    This chapter outlines some of the key issues that have emerged in critiques of restorative justice. Finding answers to these criticisms is an important part of developing restorative justice practice and theory in a way that is sensitive to issues of social justice and political transformation. It is important to recognise that many progressive political activists see restorative justice as a preferable policy alternative to more punitive criminal justice approaches. The question is whether restorative justice can actually live up to their expectations.

  • (2007) Chan, Janet; Dixon, David
    Journal Article
    In 1997, the Wood Royal Commission into the New South Wales Police Service concluded that a state of `systemic and entrenched corruption' existed in the police organization. Major reforms were introduced in the wake of the Commission, including the appointment of a new Police Commissioner, organizational restructuring, a complete revamp of recruit education, as well as increased monitoring and accountability. The magnitude and scope of the Commission's reform programme was bold and ambitious by international standards. This article takes stock of the impact of the Commission 10 years after the publication of its Final Report. Drawing on interviews with key informants, official reports and other documentary sources, the article analyses the activities of the Commission, the intentions of its recommendations and the implementation and consequences of reform. The lessons of the NSW experience are salutary not only for understanding the vagaries of police reform, they also demonstrate the complex relationship between police organizations and the volatile political environments in which they increasingly need to operate.

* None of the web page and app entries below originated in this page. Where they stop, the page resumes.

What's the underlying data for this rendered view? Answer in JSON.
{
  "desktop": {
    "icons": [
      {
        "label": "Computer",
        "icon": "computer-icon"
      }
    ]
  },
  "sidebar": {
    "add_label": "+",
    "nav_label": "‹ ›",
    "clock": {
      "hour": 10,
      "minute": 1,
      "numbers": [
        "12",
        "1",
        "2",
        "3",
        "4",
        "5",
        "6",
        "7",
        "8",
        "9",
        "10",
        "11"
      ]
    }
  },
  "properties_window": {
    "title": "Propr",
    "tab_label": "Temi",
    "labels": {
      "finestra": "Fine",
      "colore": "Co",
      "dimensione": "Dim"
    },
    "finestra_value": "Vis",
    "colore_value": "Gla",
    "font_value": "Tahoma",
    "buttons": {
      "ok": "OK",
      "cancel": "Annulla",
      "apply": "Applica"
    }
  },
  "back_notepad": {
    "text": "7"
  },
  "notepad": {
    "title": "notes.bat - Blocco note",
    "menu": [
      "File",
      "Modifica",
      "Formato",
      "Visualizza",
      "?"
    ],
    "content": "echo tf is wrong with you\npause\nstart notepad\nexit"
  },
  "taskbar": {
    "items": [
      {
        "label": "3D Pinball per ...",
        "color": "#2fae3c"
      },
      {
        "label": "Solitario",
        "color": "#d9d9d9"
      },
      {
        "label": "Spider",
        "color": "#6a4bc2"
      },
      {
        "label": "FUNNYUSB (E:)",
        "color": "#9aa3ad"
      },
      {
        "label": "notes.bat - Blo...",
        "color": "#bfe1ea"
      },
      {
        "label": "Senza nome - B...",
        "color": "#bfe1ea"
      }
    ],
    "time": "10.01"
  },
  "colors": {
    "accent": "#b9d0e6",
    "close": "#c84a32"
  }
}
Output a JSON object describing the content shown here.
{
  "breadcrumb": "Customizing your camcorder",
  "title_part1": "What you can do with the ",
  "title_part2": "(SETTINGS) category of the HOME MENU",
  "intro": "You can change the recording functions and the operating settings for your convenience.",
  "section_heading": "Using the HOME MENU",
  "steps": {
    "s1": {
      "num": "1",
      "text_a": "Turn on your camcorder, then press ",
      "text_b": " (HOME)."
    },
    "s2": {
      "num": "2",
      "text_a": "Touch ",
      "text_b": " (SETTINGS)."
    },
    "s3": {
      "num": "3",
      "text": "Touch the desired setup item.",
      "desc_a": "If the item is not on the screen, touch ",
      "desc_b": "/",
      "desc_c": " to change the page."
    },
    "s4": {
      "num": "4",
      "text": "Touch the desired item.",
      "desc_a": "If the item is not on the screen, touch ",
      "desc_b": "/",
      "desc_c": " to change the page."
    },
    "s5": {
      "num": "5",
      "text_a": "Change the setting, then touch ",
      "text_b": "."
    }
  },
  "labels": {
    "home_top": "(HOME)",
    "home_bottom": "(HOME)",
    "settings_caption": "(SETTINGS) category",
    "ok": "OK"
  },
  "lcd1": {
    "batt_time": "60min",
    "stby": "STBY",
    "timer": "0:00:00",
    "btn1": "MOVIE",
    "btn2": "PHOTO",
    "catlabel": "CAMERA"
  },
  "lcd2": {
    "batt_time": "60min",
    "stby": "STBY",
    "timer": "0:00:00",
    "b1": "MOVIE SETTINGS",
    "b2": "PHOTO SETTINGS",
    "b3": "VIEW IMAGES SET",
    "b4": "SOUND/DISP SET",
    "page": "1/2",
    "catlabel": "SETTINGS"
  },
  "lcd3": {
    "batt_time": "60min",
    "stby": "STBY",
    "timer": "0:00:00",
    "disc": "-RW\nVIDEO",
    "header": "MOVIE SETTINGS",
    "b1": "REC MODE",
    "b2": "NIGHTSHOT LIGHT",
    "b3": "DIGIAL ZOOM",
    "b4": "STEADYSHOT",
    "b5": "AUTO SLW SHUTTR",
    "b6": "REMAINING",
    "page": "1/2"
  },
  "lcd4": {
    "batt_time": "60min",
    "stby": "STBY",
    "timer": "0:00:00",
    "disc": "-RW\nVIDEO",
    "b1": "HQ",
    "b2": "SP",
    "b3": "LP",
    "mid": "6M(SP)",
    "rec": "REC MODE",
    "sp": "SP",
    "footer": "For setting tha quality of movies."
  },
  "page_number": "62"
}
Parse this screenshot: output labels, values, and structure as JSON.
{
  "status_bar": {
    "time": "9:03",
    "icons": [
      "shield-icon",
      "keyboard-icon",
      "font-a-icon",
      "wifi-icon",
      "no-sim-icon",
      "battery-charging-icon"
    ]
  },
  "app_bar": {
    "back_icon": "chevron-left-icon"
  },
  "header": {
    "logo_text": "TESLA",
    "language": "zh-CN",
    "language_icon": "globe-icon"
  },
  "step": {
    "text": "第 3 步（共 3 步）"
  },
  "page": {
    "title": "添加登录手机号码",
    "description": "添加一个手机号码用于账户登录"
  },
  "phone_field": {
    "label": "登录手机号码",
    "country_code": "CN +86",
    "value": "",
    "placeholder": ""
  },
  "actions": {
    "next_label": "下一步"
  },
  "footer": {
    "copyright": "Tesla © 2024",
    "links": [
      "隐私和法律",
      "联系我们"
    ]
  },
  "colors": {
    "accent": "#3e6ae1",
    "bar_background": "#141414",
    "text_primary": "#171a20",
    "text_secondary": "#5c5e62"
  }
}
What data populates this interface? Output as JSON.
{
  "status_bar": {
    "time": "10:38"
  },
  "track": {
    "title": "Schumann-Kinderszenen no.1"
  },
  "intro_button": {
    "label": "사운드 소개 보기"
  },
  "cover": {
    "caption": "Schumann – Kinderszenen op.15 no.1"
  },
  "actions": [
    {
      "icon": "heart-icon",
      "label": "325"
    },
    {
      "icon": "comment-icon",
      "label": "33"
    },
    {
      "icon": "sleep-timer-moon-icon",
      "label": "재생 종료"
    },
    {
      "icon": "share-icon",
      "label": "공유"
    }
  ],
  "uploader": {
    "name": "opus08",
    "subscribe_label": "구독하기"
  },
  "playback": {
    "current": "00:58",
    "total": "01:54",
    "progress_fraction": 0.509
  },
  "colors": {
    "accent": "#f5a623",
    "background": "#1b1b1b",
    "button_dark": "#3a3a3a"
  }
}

  • (2009) Cunneen, Chris; Libesman, Terri; Behrendt, Larissa
    Book
    Indigenous Legal Relations in Australia introduces the major issues facing Aboriginal and Torres Straight Islander people in their contact with Anglo-Australian law and legal institutions. Written by a strong and experienced team of Indigenous and non-Indigenous authors, the text covers topics relating to sovereignty, jurisdiction and territorial acquisition; family law and child protection; criminal law, policing and sentencing; land rights and native title; cultural heritage, heritage protection and intellectual property; anti-discrimination law; international human rights law; constitutional law; social justice, self-determination and treaty issues.

  • (2008) Cunneen, Chris; Salter, Michael
    Conference Paper
    Conducted by the Crime and Justice Research Network and the Australian and New Zealand Critical Criminology Network

  • (2008) Cunneen, Chris; Nakata, M.; Howells, K.
    Book Chapter
    This paper argues that the current direction of the criminal justice system is crimogenic to the extent that it compounds Indigenous anger. The paper explores how the criminal justice system may be part of the problem rather then the solution to Indigenous anger, and consequently Indigenous crime.